* **Aim of the exercise**: Collect every line in the records below that contains the word "data".

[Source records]
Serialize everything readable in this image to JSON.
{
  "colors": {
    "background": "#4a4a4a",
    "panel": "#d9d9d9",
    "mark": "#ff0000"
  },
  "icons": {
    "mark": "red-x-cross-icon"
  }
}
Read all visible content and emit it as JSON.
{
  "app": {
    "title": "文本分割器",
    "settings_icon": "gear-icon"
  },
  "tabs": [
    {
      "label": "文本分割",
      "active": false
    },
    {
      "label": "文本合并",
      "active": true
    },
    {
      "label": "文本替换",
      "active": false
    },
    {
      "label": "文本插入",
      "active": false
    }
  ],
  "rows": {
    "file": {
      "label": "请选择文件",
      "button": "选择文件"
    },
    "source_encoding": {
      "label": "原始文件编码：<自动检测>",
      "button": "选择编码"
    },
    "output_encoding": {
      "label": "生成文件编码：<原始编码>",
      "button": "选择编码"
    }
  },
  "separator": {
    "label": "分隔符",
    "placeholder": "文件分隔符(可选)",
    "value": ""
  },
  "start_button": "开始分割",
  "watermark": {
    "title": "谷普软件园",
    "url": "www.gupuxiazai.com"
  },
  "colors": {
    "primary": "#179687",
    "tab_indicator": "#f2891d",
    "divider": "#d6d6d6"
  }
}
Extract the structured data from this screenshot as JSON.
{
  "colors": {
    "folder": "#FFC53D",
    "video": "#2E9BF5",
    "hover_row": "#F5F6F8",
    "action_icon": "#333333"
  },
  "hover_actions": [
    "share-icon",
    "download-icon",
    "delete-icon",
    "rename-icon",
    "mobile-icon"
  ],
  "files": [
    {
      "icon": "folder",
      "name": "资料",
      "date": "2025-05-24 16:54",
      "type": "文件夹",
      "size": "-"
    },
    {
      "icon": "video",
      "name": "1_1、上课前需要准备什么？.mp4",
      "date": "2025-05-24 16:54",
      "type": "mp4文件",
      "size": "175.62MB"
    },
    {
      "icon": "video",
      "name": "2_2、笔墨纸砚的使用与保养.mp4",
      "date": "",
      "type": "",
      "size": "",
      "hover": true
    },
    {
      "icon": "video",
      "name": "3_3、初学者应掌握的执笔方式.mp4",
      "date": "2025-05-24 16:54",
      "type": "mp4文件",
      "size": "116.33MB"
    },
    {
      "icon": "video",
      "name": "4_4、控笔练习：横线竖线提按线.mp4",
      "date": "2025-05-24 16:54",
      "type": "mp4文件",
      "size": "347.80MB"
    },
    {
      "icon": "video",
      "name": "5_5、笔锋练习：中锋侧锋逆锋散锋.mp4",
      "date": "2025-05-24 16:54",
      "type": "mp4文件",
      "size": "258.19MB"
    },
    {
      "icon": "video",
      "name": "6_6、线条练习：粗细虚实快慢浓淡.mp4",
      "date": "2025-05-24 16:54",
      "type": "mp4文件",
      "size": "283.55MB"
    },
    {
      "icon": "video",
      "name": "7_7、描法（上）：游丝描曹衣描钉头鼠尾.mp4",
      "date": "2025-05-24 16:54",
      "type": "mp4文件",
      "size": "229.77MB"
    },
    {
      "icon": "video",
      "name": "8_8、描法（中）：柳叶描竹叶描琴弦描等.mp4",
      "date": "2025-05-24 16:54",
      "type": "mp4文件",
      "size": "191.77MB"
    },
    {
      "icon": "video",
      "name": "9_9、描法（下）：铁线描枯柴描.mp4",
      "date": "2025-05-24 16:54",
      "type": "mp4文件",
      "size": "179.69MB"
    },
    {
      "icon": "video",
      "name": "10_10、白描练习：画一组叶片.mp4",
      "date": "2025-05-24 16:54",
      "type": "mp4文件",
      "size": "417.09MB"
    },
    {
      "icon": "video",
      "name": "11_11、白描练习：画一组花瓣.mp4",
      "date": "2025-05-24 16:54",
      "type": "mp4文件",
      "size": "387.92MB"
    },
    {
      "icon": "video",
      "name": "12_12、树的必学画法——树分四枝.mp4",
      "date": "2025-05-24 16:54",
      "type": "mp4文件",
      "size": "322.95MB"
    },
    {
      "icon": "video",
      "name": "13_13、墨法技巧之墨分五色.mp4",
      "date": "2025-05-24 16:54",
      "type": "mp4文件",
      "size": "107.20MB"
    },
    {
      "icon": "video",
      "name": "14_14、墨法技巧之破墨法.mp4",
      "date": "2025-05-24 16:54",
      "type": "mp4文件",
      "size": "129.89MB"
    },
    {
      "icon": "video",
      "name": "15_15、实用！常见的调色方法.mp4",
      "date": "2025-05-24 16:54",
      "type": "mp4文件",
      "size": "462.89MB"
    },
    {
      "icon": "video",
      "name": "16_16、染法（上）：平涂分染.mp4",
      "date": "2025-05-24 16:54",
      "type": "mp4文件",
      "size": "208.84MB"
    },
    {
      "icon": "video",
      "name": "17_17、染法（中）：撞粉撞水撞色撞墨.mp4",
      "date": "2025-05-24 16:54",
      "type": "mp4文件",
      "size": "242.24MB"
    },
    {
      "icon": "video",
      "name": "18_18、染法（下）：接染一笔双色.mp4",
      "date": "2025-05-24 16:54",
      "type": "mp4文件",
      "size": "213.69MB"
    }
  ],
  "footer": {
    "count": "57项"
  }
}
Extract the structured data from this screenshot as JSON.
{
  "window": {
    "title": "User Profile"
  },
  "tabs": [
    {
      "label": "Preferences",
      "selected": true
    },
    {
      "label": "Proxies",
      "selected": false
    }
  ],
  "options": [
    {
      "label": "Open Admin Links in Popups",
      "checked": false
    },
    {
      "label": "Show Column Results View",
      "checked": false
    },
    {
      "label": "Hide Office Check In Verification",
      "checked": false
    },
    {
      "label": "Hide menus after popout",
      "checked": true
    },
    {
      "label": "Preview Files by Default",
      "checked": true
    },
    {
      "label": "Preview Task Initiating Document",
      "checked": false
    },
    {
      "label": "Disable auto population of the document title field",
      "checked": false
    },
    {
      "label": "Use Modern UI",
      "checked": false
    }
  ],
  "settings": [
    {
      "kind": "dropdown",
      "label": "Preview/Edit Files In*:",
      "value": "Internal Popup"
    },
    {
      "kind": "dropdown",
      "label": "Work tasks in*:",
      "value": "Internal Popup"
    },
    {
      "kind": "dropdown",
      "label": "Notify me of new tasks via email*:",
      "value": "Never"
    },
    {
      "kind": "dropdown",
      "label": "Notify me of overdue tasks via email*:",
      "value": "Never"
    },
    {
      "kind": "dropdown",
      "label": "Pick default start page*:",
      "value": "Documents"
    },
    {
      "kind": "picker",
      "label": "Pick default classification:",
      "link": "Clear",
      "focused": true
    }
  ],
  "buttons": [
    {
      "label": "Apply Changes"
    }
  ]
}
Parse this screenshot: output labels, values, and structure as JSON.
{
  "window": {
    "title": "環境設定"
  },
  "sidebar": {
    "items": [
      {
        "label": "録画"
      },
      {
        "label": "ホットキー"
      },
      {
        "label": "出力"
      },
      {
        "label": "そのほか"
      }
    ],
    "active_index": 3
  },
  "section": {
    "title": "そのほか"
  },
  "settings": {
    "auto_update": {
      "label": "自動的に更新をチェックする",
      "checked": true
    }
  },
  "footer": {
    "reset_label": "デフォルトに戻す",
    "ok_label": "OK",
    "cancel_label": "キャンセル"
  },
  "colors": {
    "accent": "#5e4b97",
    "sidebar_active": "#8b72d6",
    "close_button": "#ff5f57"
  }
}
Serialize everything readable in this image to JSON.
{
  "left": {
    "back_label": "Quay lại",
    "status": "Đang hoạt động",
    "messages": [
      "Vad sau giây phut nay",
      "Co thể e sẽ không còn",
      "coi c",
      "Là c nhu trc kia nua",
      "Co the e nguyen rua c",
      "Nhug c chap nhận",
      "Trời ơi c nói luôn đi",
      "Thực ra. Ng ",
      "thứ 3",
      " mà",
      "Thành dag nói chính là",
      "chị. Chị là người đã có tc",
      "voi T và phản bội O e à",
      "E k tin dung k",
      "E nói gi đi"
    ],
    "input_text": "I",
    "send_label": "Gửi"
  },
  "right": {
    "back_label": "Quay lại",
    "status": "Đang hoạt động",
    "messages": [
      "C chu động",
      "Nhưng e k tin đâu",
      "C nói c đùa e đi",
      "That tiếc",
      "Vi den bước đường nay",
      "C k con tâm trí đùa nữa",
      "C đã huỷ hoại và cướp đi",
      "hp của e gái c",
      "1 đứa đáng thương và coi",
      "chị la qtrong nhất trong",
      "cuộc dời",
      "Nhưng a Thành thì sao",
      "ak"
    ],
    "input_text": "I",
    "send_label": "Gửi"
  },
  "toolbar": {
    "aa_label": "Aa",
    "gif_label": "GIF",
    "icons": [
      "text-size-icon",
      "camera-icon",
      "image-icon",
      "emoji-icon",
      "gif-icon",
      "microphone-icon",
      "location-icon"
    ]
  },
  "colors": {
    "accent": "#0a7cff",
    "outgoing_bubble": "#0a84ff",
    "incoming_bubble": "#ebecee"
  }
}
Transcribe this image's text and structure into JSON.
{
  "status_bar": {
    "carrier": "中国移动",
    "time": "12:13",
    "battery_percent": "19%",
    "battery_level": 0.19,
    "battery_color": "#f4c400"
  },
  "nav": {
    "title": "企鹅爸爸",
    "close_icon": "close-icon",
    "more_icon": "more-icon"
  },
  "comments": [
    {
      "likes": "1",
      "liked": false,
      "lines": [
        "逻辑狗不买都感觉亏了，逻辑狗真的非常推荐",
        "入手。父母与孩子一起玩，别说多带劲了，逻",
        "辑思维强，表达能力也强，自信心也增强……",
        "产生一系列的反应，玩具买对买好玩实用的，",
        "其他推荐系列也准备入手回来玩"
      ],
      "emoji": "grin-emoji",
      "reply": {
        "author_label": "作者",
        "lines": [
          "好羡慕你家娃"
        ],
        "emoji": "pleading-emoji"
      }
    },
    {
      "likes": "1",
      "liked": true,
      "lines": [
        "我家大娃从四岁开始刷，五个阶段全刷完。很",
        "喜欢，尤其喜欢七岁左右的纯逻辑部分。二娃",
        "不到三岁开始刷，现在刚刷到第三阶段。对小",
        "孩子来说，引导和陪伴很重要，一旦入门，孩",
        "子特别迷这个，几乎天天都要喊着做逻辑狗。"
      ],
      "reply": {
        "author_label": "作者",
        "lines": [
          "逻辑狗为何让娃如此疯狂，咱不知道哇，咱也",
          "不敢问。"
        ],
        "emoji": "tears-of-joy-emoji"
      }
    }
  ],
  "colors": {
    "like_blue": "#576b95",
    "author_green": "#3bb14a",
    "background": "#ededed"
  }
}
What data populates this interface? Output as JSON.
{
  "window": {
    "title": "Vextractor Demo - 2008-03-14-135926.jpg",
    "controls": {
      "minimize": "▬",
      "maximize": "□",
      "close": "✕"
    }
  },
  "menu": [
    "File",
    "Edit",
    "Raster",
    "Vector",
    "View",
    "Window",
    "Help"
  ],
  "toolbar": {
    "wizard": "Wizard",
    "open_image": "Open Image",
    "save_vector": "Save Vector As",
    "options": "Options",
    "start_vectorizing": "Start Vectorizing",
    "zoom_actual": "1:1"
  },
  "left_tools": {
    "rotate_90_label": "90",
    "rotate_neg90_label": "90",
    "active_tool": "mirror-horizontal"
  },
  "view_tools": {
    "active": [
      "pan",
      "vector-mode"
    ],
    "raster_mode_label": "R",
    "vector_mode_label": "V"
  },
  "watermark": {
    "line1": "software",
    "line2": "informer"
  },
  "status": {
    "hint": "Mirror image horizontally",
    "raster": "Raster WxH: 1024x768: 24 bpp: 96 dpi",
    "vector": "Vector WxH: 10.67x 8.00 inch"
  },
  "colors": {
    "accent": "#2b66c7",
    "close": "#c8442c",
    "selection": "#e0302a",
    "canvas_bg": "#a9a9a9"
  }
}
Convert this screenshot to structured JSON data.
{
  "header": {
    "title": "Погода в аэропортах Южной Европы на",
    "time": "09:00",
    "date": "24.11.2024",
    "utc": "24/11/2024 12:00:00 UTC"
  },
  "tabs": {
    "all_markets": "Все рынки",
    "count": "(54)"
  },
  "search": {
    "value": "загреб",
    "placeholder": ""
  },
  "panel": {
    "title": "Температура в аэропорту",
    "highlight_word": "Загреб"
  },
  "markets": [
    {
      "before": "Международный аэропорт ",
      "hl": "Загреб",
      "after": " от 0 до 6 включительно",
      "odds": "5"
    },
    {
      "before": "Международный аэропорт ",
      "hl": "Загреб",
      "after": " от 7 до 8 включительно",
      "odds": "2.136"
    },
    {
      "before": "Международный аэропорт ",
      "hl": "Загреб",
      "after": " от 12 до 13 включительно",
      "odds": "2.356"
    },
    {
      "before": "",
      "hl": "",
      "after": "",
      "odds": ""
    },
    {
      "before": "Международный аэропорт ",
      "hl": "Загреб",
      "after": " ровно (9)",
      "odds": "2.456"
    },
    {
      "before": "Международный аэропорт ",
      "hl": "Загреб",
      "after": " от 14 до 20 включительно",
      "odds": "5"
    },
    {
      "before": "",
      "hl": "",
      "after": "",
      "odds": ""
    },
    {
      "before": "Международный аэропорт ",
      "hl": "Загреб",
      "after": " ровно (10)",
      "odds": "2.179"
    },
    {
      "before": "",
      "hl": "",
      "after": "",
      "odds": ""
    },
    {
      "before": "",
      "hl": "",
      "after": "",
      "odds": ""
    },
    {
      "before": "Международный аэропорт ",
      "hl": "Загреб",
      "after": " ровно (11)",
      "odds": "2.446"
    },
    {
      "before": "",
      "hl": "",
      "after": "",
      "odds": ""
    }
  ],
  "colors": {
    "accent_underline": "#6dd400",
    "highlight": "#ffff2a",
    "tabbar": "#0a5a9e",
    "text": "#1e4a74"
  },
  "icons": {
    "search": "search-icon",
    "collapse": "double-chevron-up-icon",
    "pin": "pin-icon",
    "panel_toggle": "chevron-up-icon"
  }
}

* **Finished exercise**:
Extract the structured data from this screenshot as JSON.
Extract the structured data from this screenshot as JSON.
What data populates this interface? Output as JSON.
Convert this screenshot to structured JSON data.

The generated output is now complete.